**YOUR TASK:** The string "structure" may appear in lines of the listing. Report each line where it does.

DATA FOR ANALYSIS: Begin

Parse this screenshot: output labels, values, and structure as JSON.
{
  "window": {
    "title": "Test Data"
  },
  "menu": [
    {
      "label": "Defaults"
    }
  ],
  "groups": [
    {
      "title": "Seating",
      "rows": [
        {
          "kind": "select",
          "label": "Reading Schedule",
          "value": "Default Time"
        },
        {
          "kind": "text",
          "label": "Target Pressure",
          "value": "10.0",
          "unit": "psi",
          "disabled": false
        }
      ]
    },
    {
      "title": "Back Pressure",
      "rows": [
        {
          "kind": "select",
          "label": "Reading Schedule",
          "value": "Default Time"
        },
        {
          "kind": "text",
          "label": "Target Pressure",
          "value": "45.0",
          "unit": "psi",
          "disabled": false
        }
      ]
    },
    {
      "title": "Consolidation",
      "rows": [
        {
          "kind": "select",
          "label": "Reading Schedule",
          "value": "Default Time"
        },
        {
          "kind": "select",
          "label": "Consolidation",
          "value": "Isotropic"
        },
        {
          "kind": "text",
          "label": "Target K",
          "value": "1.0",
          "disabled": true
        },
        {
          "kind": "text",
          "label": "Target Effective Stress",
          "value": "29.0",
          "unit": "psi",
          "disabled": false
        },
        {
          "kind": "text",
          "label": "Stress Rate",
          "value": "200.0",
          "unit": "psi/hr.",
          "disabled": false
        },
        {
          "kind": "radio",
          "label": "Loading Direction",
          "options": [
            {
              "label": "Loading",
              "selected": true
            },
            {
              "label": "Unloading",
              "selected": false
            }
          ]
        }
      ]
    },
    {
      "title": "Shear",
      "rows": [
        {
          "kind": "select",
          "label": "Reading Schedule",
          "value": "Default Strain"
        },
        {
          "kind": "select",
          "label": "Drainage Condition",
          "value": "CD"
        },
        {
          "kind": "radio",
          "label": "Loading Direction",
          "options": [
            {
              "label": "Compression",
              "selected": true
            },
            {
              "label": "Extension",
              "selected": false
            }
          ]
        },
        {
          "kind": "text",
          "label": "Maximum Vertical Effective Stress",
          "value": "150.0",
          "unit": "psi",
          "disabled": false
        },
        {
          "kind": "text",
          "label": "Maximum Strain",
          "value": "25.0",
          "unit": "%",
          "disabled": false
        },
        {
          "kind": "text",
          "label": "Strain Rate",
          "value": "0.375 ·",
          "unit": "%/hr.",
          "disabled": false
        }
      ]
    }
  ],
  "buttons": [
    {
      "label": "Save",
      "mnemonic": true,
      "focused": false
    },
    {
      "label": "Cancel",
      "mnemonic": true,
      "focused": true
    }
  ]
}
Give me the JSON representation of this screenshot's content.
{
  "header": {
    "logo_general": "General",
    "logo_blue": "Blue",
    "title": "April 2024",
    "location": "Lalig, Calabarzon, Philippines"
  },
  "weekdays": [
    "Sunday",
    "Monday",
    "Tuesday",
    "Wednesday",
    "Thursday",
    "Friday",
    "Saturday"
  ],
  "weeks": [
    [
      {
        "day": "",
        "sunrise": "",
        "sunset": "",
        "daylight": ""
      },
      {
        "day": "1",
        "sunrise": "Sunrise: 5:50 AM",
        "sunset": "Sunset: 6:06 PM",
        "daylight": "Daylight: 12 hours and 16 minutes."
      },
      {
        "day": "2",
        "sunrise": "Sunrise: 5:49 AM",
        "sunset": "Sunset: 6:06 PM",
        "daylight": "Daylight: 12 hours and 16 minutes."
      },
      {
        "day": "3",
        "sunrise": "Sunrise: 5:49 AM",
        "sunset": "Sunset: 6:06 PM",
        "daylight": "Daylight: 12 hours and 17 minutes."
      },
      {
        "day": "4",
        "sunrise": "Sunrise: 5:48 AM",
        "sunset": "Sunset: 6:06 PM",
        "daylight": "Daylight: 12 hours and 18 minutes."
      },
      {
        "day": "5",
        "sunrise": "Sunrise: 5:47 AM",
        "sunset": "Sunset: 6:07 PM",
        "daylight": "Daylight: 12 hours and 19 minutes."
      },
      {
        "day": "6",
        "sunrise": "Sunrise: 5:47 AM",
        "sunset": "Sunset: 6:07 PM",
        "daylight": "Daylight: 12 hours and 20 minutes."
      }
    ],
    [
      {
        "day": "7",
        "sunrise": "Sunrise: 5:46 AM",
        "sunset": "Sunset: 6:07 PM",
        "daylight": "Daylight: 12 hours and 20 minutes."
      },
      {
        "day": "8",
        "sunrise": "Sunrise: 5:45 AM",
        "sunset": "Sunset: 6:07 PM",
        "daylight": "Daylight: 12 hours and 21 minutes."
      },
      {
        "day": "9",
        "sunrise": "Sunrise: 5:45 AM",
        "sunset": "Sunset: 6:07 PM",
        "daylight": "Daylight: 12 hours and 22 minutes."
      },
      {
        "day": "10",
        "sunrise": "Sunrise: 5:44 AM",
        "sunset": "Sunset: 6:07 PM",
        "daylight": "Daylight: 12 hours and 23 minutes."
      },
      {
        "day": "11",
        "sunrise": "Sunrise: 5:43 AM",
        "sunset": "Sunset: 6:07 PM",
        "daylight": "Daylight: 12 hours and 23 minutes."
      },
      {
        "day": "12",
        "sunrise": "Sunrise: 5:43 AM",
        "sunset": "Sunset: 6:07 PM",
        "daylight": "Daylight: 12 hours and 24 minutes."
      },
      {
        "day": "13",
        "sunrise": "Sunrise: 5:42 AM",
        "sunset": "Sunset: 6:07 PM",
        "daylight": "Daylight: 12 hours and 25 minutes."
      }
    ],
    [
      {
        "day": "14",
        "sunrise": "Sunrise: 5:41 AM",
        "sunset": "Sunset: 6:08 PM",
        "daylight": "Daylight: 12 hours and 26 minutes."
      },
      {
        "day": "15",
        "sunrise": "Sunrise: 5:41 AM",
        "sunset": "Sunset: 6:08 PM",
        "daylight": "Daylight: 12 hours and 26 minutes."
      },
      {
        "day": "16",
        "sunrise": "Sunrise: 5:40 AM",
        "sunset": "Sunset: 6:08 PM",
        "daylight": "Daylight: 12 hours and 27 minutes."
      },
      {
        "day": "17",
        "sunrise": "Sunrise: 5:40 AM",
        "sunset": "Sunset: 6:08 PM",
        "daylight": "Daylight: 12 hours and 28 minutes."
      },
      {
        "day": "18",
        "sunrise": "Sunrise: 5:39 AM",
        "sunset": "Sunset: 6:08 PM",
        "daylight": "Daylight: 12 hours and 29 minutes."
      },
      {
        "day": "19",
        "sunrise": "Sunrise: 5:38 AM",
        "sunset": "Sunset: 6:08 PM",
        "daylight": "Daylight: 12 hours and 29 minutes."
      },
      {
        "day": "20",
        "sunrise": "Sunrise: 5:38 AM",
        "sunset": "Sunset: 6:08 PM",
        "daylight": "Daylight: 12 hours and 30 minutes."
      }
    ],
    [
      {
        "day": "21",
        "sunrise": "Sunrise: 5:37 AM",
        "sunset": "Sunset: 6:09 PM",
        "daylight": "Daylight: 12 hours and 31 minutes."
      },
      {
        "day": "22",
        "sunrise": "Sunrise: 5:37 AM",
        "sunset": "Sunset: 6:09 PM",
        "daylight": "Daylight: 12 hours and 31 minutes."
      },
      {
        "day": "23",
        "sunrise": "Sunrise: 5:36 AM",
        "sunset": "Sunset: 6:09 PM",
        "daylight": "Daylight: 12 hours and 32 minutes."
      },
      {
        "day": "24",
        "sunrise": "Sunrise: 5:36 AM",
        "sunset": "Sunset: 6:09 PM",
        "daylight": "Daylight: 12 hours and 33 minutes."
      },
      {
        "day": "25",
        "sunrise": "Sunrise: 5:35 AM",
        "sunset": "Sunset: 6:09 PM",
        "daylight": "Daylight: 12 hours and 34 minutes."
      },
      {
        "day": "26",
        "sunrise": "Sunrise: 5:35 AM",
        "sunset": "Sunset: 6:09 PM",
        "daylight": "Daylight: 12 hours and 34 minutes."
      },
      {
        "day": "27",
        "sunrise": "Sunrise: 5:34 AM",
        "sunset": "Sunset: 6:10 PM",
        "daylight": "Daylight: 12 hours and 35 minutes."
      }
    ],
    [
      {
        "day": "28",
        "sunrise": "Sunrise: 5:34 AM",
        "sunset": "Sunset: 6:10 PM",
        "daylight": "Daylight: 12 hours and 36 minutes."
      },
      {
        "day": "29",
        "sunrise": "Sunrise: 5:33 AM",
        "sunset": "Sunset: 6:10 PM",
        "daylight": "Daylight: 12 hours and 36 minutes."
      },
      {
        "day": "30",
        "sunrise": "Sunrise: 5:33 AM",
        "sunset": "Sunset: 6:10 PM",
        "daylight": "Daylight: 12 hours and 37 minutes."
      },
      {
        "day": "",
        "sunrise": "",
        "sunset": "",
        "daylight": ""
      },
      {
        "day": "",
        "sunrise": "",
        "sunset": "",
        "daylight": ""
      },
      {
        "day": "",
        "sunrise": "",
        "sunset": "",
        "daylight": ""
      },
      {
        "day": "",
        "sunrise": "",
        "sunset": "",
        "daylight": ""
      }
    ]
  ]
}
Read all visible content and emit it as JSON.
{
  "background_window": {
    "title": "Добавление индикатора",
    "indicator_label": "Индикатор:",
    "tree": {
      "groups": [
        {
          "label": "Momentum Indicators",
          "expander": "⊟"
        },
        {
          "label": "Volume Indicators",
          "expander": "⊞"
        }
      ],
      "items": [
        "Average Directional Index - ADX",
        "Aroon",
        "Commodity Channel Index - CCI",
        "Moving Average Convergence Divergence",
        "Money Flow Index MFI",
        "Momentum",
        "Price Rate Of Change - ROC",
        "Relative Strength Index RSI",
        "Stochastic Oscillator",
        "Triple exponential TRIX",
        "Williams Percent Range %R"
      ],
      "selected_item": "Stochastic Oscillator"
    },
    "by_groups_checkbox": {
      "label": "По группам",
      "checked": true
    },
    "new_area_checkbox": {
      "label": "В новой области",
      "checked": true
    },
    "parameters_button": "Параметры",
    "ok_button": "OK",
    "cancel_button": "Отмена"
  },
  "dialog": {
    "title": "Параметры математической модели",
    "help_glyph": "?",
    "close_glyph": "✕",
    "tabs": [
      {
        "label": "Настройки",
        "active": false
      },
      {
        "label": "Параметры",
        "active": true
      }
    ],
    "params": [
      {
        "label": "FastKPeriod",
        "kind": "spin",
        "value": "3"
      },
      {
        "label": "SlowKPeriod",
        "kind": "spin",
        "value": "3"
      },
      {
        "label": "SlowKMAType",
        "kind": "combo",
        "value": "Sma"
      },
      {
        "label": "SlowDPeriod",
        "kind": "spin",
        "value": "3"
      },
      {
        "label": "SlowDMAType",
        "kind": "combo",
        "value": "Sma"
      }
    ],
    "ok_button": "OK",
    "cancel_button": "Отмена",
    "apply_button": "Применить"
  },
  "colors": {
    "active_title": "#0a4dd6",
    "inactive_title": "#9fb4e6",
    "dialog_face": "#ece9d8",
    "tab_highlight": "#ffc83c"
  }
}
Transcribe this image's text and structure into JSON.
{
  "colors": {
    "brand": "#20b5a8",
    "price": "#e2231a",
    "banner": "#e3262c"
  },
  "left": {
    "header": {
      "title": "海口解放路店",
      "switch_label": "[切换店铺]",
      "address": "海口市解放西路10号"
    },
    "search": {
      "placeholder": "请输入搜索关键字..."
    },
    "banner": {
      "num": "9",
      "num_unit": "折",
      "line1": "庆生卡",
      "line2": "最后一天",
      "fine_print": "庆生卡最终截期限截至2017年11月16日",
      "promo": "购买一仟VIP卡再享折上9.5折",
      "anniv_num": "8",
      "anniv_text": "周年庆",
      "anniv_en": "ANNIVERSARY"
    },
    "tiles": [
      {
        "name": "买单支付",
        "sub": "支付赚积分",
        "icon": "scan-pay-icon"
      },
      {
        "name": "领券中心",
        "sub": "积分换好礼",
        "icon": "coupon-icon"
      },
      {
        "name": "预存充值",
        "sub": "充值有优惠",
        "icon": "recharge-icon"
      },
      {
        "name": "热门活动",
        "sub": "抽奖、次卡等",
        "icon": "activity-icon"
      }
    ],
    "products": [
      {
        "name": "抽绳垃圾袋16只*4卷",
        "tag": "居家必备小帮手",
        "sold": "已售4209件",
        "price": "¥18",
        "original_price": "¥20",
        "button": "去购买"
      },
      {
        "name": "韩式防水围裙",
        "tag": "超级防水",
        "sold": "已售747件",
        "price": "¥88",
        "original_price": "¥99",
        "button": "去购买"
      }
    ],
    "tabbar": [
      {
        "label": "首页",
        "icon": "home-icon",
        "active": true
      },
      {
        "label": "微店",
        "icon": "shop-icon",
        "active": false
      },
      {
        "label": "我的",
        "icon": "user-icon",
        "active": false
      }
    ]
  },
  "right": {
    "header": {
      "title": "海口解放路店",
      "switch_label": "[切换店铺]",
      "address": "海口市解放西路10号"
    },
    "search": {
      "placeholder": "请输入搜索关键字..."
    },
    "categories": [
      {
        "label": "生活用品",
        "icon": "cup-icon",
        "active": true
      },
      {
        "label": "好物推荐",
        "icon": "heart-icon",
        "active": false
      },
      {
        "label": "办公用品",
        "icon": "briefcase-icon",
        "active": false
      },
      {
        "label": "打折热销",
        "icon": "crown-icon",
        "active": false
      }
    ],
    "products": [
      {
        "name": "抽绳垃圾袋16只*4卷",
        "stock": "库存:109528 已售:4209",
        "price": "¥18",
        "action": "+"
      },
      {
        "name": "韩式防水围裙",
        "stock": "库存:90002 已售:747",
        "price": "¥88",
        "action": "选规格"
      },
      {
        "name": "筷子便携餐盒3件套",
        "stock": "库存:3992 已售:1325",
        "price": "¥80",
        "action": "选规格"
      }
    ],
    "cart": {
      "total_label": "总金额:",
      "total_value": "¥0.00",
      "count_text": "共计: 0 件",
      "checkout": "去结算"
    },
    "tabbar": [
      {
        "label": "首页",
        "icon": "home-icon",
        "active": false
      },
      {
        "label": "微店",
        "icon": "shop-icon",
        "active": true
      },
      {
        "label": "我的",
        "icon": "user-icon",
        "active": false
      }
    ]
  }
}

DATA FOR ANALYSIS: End

**WRITTEN REPLY:**
Parse this screenshot: output labels, values, and structure as JSON.
Transcribe this image's text and structure into JSON.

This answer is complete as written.